A seat belt may have saved the life of a 70-year-old Sawyers
Bay farmer if he had been wearing it when he lost control of
his utility vehicle on a farm track in March, a coroner's
inquest in Dunedin heard yesterday.
Kenneth Robert (Ken) Laing died on March 9, 2012, aged 70.
On March 8, he was told by a doctor to rest until the cause
of his ill health might be determined through blood tests. He
ignored the advice and spent the afternoon cutting and
pressing hay on a neighbouring farm.
About 3pm, his wife, Rose Laing, went to the property in
search of him, and found his utility wedged in a gully off a
gravel road on the farm.
Mr Laing was slumped forward in the driver's seat and was
unresponsive, so Mrs Laing called an ambulance.
Giving evidence at the inquest, Mrs Laing said she could not
recall whether Mr Laing was wearing his seat belt when she
found him, but she thought it unlikely given he had been
driving on a private farm where he had to get in and out of
the vehicle to open and close gates.
If driving on a public road, Mr Laing wore his seat belt, she
He was a stoic, stubborn character who hardly ever got sick,
and when he did he "ignored it" to continue working, she
Constable Lindsay Turner, of Port Chalmers, told the inquest
Mr Laing's death was not suspicious.
"A postmortem examination found the cause of death was
extensive severe traumatic brain injuries due to severe
impact to the head," he said.
Mr Laing was barely conscious when removed from his utility
and taken to Dunedin Hospital, where a scan revealed he had a
large brain haemorrhage, for which he underwent an emergency
operation.
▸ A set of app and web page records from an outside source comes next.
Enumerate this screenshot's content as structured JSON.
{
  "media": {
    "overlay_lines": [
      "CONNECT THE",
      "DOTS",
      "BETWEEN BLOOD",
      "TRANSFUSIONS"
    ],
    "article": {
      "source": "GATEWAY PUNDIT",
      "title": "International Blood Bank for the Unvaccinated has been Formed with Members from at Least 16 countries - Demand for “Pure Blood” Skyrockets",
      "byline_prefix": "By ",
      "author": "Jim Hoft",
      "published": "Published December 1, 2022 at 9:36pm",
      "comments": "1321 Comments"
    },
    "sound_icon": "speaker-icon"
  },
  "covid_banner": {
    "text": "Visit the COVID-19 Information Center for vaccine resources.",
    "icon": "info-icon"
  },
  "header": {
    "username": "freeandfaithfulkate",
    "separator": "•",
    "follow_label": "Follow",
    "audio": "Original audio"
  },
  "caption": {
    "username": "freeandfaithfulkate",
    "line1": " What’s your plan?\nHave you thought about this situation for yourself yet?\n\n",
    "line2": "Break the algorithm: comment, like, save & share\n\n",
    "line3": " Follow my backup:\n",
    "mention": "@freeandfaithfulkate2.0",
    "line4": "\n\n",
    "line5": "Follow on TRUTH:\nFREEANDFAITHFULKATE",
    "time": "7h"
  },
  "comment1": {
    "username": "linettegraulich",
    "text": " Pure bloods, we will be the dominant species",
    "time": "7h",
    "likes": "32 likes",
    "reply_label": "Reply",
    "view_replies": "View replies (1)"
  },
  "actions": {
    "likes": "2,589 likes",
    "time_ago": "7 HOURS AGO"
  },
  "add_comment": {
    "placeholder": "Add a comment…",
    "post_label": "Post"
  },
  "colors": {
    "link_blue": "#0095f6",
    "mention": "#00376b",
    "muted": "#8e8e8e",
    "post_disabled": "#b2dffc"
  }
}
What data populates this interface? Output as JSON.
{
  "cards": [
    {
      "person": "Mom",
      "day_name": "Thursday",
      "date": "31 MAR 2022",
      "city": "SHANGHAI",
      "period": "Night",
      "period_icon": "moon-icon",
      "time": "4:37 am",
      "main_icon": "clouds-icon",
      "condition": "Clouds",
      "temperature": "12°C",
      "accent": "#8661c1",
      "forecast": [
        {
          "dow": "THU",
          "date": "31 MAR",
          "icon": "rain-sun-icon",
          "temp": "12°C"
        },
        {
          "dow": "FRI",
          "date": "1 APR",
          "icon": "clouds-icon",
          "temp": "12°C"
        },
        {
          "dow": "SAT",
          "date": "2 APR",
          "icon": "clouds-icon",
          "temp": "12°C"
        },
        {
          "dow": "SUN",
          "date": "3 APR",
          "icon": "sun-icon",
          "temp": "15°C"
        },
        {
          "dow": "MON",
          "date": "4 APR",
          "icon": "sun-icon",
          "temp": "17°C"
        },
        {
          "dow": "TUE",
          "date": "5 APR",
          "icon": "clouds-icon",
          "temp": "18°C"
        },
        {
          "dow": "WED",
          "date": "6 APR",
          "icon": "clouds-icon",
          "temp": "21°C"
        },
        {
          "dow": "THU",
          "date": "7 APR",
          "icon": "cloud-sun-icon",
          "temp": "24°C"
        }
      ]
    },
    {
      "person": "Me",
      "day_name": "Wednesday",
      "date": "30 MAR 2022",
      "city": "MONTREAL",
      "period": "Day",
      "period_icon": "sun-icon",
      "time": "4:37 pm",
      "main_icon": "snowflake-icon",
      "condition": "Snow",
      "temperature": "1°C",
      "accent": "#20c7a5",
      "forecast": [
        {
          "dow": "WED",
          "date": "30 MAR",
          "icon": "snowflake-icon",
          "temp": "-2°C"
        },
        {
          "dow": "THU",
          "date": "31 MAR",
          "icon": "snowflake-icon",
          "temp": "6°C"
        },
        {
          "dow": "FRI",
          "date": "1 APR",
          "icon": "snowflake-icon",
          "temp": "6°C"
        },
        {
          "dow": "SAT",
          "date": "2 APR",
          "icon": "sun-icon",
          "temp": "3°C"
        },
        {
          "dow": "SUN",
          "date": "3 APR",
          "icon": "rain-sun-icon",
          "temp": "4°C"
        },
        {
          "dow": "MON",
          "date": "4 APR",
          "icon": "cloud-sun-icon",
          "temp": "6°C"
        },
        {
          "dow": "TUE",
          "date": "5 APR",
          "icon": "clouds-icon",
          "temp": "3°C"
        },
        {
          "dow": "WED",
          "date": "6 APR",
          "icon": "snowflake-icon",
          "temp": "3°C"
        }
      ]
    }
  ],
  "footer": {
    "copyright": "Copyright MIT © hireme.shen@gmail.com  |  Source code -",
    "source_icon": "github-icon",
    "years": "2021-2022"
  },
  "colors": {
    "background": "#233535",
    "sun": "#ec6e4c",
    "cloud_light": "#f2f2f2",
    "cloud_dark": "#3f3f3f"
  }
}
He was then transferred to the intensive care
unit, Const Turner said.
Mr Laing did not recover and died in the intensive care unit
about 2am on March 9.
Ministry of Business, Innovation and Employment health and
safety inspector Peter Verwey found there were no external
factors which contributed to Mr Laing's accident and
Mr Laing's 2011 Nissan utility was in perfect working
condition and weather at the time was fine, Mr Verwey said.
"Ken's ill health may have contributed to him losing control
of the vehicle. It appears he did not take the advice of his
GP and was not wearing a seat belt.
If he had been wearing a seat belt, he may not have suffered
such severe injuries and may have survived the crash," he
Otago-Southland coroner David Crerar made an informal finding
at the inquest's conclusion.
He said all drivers should wear seat belts, even when not
legally required on private property, to keep themselves
Mr Crerar's formal findings will be released in due course.